--- DATASET EXTRACT ---

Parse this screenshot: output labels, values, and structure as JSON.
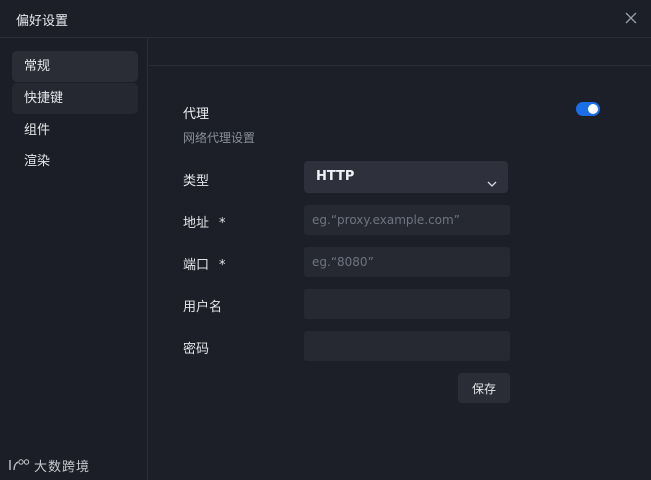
{
  "window": {
    "title": "偏好设置"
  },
  "sidebar": {
    "items": [
      {
        "label": "常规",
        "state": "active"
      },
      {
        "label": "快捷键",
        "state": "hover"
      },
      {
        "label": "组件",
        "state": "normal"
      },
      {
        "label": "渲染",
        "state": "normal"
      }
    ]
  },
  "brand": {
    "text": "大数跨境"
  },
  "proxy": {
    "title": "代理",
    "subtitle": "网络代理设置",
    "enabled": true,
    "toggle_color": "#1a6fe8",
    "type_label": "类型",
    "type_value": "HTTP",
    "address_label": "地址",
    "address_placeholder": "eg.“proxy.example.com”",
    "address_value": "",
    "port_label": "端口",
    "port_placeholder": "eg.“8080”",
    "port_value": "",
    "username_label": "用户名",
    "username_value": "",
    "password_label": "密码",
    "password_value": "",
    "required_mark": "*",
    "save_label": "保存"
  }
}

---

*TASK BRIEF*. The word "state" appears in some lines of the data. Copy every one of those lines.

*EXPECTED ANSWER*.
        "state": "active"
        "state": "hover"
        "state": "normal"
        "state": "normal"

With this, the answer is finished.